Chapter 3: Towards Sustainable Samarium Mining and Processing

The environmental challenges posed by samarium mining and processing necessitate a shift towards more sustainable practices. This includes the development and adoption of technologies that minimize the environmental footprint of mining operations. For instance, the use of bioleaching, a process that uses microorganisms to extract metals from ores, can reduce the need for harmful chemicals and lower the generation of toxic waste.

Improving the efficiency of samarium extraction and processing can also play a significant role in reducing environmental impacts. This involves optimizing the use of resources, including water and energy, and minimizing waste production. Additionally, the recycling of samarium from end-of-life products and industrial waste can help reduce the demand for newly mined samarium, further mitigating the environmental impacts associated with its extraction.

Finally, the implementation of comprehensive environmental regulations and the enforcement of strict environmental standards are crucial for minimizing the impacts of samarium mining and processing. This includes regulations on waste management, water use, and the discharge of pollutants, as well as the requirement for environmental impact assessments before the approval of mining projects.

In conclusion, while samarium plays a vital role in modern technology and renewable energy, its extraction and processing pose significant environmental challenges. Addressing these challenges requires a multifaceted approach, including the adoption of sustainable mining practices, technological innovation, and stringent environmental regulations.

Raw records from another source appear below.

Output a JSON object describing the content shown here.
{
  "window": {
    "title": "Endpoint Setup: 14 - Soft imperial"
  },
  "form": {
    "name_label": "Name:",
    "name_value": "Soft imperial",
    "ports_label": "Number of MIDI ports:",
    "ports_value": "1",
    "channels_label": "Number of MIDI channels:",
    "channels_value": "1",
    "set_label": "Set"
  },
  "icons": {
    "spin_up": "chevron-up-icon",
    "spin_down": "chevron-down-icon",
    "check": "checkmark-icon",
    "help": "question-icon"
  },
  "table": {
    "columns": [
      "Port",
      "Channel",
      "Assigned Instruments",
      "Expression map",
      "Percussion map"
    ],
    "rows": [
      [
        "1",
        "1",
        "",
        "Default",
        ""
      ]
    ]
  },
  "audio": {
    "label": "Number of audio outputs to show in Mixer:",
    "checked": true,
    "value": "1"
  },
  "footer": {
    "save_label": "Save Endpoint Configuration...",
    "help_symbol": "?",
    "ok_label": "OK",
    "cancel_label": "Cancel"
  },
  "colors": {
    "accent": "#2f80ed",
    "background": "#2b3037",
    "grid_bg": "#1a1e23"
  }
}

By taking these steps, it is possible to minimize the environmental impacts of samarium mining and processing, ensuring that the benefits of this valuable resource do not come at the expense of the environment.